The following data is to be repeated exactly, its pictures excluded.

-- Opening Marker --

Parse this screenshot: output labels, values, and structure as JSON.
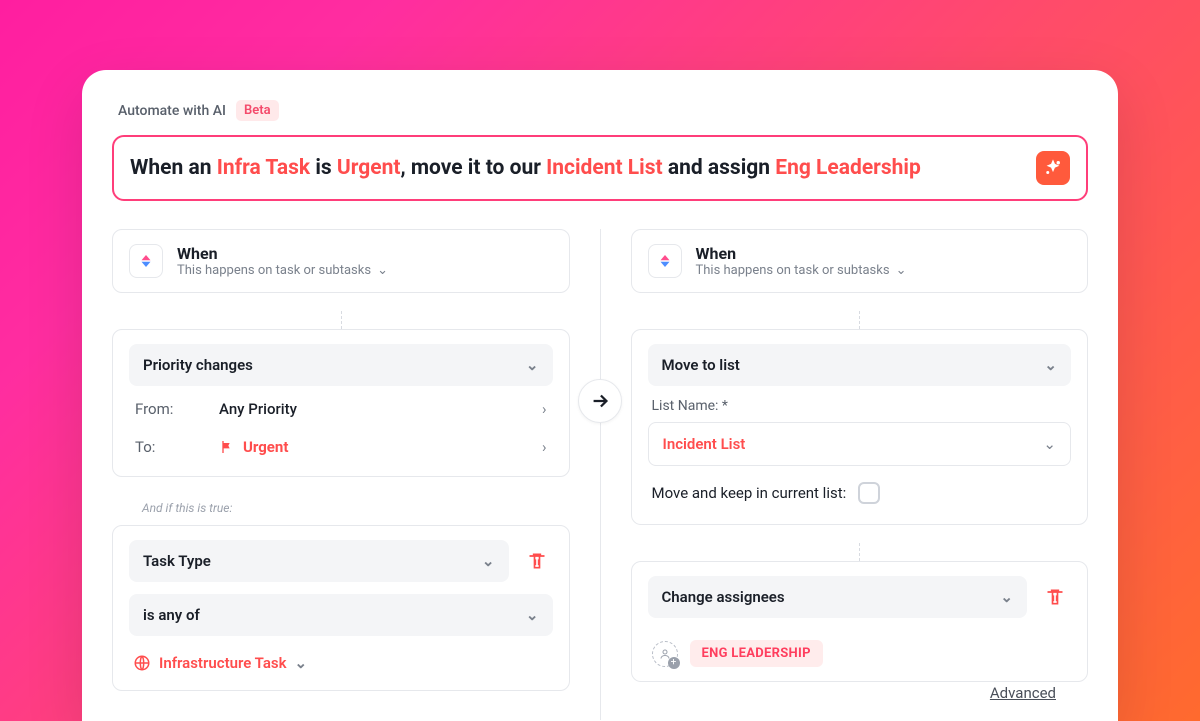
{
  "header": {
    "label": "Automate with AI",
    "beta": "Beta"
  },
  "prompt": {
    "p1": "When an ",
    "h1": "Infra Task",
    "p2": " is ",
    "h2": "Urgent",
    "p3": ", move it to our ",
    "h3": "Incident List",
    "p4": " and assign ",
    "h4": "Eng Leadership"
  },
  "left": {
    "when_title": "When",
    "when_sub": "This happens on task or subtasks",
    "trigger": "Priority changes",
    "from_label": "From:",
    "from_value": "Any Priority",
    "to_label": "To:",
    "to_value": "Urgent",
    "cond_note": "And if this is true:",
    "cond_field": "Task Type",
    "cond_op": "is any of",
    "cond_value": "Infrastructure Task"
  },
  "right": {
    "when_title": "When",
    "when_sub": "This happens on task or subtasks",
    "action1": "Move to list",
    "list_label": "List Name: *",
    "list_value": "Incident List",
    "keep_label": "Move and keep in current list:",
    "action2": "Change assignees",
    "assignee": "ENG LEADERSHIP",
    "advanced": "Advanced"
  }
}
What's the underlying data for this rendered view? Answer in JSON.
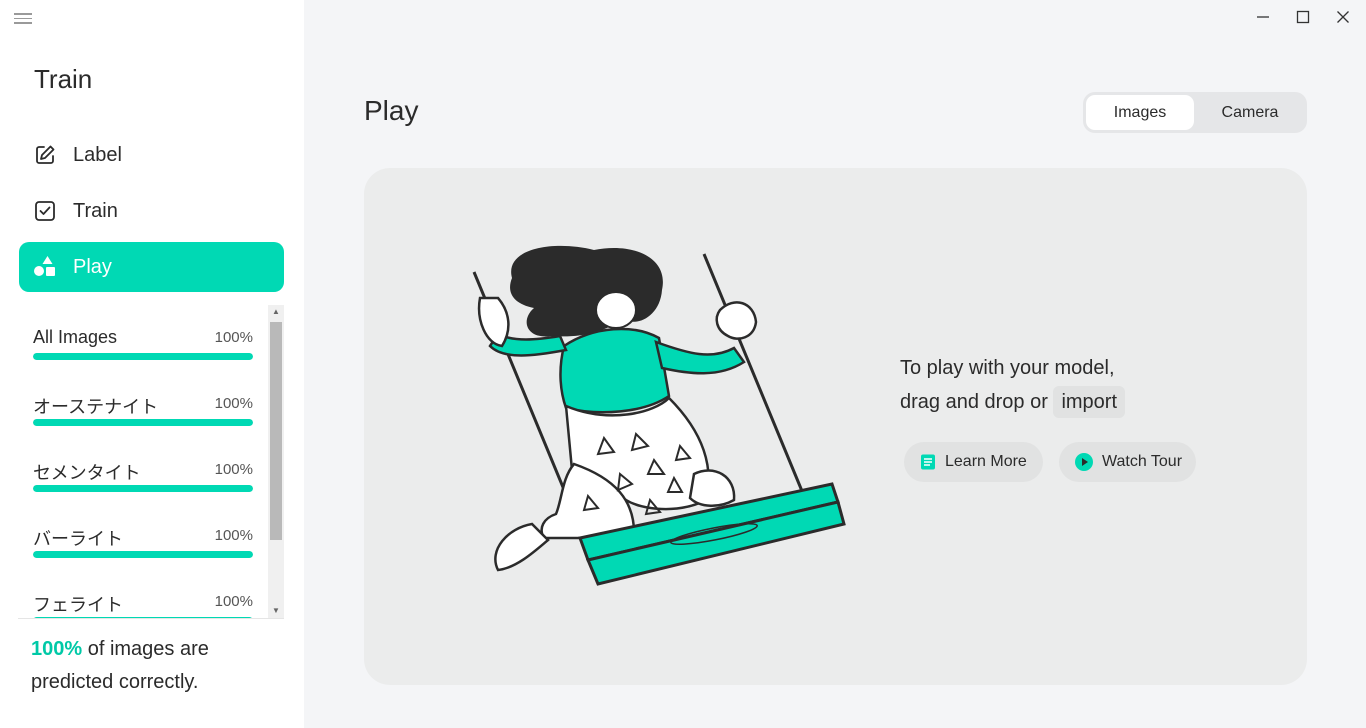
{
  "sidebar": {
    "title": "Train",
    "nav": [
      {
        "label": "Label",
        "icon": "pencil-square-icon"
      },
      {
        "label": "Train",
        "icon": "check-square-icon"
      },
      {
        "label": "Play",
        "icon": "shapes-icon",
        "active": true
      }
    ],
    "labels": [
      {
        "name": "All Images",
        "percent": "100%",
        "accuracy": 1.0
      },
      {
        "name": "オーステナイト",
        "percent": "100%",
        "accuracy": 1.0
      },
      {
        "name": "セメンタイト",
        "percent": "100%",
        "accuracy": 1.0
      },
      {
        "name": "バーライト",
        "percent": "100%",
        "accuracy": 1.0
      },
      {
        "name": "フェライト",
        "percent": "100%",
        "accuracy": 1.0
      }
    ],
    "summary": {
      "percent": "100%",
      "text": " of images are predicted correctly."
    }
  },
  "main": {
    "title": "Play",
    "tabs": [
      {
        "label": "Images",
        "selected": true
      },
      {
        "label": "Camera",
        "selected": false
      }
    ],
    "drop": {
      "line1": "To play with your model,",
      "line2": "drag and drop or ",
      "import_label": "import"
    },
    "learn_more": "Learn More",
    "watch_tour": "Watch Tour"
  },
  "colors": {
    "accent": "#00d9b4",
    "sidebar_bg": "#ffffff",
    "main_bg": "#f4f5f7",
    "card_bg": "#ebecec"
  }
}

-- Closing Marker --

= Exercise answer =
Parse this screenshot: output labels, values, and structure as JSON.
{
  "header": {
    "label": "Automate with AI",
    "beta": "Beta"
  },
  "prompt": {
    "p1": "When an ",
    "h1": "Infra Task",
    "p2": " is ",
    "h2": "Urgent",
    "p3": ", move it to our ",
    "h3": "Incident List",
    "p4": " and assign ",
    "h4": "Eng Leadership"
  },
  "left": {
    "when_title": "When",
    "when_sub": "This happens on task or subtasks",
    "trigger": "Priority changes",
    "from_label": "From:",
    "from_value": "Any Priority",
    "to_label": "To:",
    "to_value": "Urgent",
    "cond_note": "And if this is true:",
    "cond_field": "Task Type",
    "cond_op": "is any of",
    "cond_value": "Infrastructure Task"
  },
  "right": {
    "when_title": "When",
    "when_sub": "This happens on task or subtasks",
    "action1": "Move to list",
    "list_label": "List Name: *",
    "list_value": "Incident List",
    "keep_label": "Move and keep in current list:",
    "action2": "Change assignees",
    "assignee": "ENG LEADERSHIP",
    "advanced": "Advanced"
  }
}
What's the underlying data for this rendered view? Answer in JSON.
{
  "sidebar": {
    "title": "Train",
    "nav": [
      {
        "label": "Label",
        "icon": "pencil-square-icon"
      },
      {
        "label": "Train",
        "icon": "check-square-icon"
      },
      {
        "label": "Play",
        "icon": "shapes-icon",
        "active": true
      }
    ],
    "labels": [
      {
        "name": "All Images",
        "percent": "100%",
        "accuracy": 1.0
      },
      {
        "name": "オーステナイト",
        "percent": "100%",
        "accuracy": 1.0
      },
      {
        "name": "セメンタイト",
        "percent": "100%",
        "accuracy": 1.0
      },
      {
        "name": "バーライト",
        "percent": "100%",
        "accuracy": 1.0
      },
      {
        "name": "フェライト",
        "percent": "100%",
        "accuracy": 1.0
      }
    ],
    "summary": {
      "percent": "100%",
      "text": " of images are predicted correctly."
    }
  },
  "main": {
    "title": "Play",
    "tabs": [
      {
        "label": "Images",
        "selected": true
      },
      {
        "label": "Camera",
        "selected": false
      }
    ],
    "drop": {
      "line1": "To play with your model,",
      "line2": "drag and drop or ",
      "import_label": "import"
    },
    "learn_more": "Learn More",
    "watch_tour": "Watch Tour"
  },
  "colors": {
    "accent": "#00d9b4",
    "sidebar_bg": "#ffffff",
    "main_bg": "#f4f5f7",
    "card_bg": "#ebecec"
  }
}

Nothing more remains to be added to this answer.